Approved by Board:   April 9, 1981
Adopted by Board:     January 14, 1993



School personnel will take every precaution to avoid accident or injury to the students. The principal will be notified immediately when a serious accident occurs. Parents will be notified of any serious accident, especially bumps or blows to the head.

An injured student will be taken to the school clinic if the nurse or clinic assistant is on duty. If the clinic is not staffed, the injured student will be taken to the school office.

School officials will follow the instructions listed on the student’s Emergency Medical Information Form. This form will be sent home in the school packet at the beginning of the school year and will remain on file for the duration of the school year. If any changes occur on this form, please inform the school office immediately. It may make a difference if your child should be ill or injured. A sample copy of the Student Emergency Information Form can be found on the website.


Chronic, Serious, or Altering Medical Conditions

If there should be a condition that meets these standards, it will be dealt with by the faculty and staff of Huber Heights City Schools, the parents, and any other relevant medical experts. A conference is the usual process. Call the school for more information.



In case of illness, the student will be given a clinic pass and sent directly to the clinic or office. The parent will be notified if the student is too ill to remain at school. If the parent cannot be contacted, the relative or neighbor listed on the Emergency Medical Information will be contacted.



Students attending school must comply with all federal, state, and local immunization and health examination requirements. Parents are to provide the schools with evidence of the dates that students were properly immunized against diphtheria, pertussis, poliomyelitis, hepatitis B, rubeola, rubella, mumps and vericella. Pre-school students must also present evidence of the dates they received haemophilis B (HIB).

Evidence of immunization is required at the time of enrollment in school. If all immunizations are not completed, then written evidence that the student is in the process of receiving such immunization and that it will be completed within 14 days of entering school is required prior to enrollment. Students failing to be properly immunized may be excluded from school attendance.
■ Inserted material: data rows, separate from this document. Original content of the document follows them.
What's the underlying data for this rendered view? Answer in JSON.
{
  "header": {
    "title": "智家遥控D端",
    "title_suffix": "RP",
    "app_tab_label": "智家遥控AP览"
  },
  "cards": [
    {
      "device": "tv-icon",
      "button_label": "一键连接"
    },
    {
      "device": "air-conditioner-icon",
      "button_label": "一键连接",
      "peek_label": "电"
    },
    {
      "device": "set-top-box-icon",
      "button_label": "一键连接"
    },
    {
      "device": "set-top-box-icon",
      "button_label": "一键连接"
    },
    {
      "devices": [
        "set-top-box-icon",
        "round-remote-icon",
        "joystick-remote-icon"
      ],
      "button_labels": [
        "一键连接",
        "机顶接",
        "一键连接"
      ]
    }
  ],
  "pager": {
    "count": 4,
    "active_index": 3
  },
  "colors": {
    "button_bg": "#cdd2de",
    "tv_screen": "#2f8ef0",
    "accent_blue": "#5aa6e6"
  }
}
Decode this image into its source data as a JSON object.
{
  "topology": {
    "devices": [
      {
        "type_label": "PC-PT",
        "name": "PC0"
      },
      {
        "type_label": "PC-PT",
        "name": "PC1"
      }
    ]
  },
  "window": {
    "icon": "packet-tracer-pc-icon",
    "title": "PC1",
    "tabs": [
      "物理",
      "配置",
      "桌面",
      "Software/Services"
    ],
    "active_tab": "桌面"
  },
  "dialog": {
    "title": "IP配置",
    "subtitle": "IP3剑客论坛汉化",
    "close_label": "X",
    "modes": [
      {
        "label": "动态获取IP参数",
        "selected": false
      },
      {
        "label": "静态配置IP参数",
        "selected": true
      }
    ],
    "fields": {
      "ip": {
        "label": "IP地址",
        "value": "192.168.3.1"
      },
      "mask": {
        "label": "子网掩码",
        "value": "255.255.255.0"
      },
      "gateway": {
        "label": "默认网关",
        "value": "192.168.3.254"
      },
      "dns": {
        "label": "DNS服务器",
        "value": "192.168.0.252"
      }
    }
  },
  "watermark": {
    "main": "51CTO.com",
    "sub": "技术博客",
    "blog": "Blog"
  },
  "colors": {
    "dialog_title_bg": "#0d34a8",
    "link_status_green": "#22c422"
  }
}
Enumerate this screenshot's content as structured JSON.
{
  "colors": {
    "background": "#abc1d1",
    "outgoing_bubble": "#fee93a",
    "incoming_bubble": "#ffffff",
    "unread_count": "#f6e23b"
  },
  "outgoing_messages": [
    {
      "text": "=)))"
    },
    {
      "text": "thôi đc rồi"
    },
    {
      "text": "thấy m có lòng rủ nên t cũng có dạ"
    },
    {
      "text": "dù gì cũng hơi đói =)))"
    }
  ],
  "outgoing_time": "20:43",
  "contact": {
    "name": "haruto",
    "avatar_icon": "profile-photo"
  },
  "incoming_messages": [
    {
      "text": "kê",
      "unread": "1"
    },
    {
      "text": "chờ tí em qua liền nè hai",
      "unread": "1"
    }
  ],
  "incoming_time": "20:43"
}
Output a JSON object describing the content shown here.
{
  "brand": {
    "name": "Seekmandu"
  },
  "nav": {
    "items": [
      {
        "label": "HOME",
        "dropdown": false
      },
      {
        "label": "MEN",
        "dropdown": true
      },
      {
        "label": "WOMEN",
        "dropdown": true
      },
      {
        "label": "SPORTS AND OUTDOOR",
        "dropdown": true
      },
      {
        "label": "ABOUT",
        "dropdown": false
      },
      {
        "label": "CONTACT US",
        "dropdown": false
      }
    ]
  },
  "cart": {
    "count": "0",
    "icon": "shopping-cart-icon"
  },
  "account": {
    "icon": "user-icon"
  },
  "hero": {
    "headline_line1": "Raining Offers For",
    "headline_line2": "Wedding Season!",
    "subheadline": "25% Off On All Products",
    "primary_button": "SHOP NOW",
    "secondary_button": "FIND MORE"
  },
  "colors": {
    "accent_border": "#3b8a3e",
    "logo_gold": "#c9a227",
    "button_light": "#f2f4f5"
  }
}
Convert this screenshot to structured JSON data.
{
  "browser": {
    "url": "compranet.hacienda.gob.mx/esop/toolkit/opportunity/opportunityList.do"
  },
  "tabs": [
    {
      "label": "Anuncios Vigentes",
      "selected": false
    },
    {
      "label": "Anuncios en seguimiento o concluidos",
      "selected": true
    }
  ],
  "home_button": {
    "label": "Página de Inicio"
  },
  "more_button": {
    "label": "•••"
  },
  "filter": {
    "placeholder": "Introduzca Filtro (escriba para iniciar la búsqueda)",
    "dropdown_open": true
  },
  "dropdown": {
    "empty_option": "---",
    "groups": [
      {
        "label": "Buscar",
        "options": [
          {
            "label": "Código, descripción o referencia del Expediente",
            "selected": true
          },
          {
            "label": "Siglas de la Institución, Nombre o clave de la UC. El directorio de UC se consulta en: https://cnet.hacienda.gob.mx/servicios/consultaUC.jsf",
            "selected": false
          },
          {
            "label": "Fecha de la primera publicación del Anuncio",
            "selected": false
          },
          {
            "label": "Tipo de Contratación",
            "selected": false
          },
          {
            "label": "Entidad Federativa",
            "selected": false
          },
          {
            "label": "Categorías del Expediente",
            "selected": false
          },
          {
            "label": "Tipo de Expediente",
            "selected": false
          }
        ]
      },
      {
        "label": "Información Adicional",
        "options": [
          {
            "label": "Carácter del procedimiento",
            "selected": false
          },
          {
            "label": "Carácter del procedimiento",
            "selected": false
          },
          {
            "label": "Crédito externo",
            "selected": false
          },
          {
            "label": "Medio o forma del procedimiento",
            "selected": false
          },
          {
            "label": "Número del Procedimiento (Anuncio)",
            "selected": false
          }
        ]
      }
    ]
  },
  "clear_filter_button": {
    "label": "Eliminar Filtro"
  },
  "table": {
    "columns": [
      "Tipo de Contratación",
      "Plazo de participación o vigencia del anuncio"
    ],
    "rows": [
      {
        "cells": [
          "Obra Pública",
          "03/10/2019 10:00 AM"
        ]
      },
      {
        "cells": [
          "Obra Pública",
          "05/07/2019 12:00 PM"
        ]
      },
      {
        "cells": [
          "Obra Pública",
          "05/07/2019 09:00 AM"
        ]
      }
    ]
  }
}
If federal, state, or local requirements permit it, a student may be exempted from one or more of the immunizations by submitting a written statement from a doctor stating that the required immunization threatens the health and welfare of the student or by the parent completing an immunization objective form and agreeing to comply with the condition under which the exemption is granted.


Medical Conditions 

Please keep the staff and school nurse updated and aware of any medical conditions that may manifest themselves during the school year/day (i.e., food allergies, allergies, asthma, Epi-pen, seizures, diabetes, breathing treatments, other treatment, etc.)

In conjunction with medical conditions, please notify the clinic assistant and school secretaries on updated address changes, phone number changes, and emergency contact number changes in order for parent(s) and/or guardian(s) to be properly notified of a student illness or emergency.

*Epi-pen, inhalers, and other medication forms, along with the medication given must be at school by the first day of school.



Medication administration is discouraged during school hours. However, any student who must take medication during the day must adhere to the following procedures:

  1. Request for Medication Administration Form signed by the parent/guardian and physician and medication to be administered must be presented to the school’s main office before the start of the day.
  2. Medication must be in the prescription original container, labeled with student’s name, medication name, frequency of administration, dosage, and prescribing physician name.
  3. Medication brought to school must be secured (locked) and dispensed by an administrator, certified personnel, or designee.
  4. Each dose administered will be recorded on the medication log with date and initial of person dispensing that dose.
  5. Student is responsible to report to the main office for his/her medication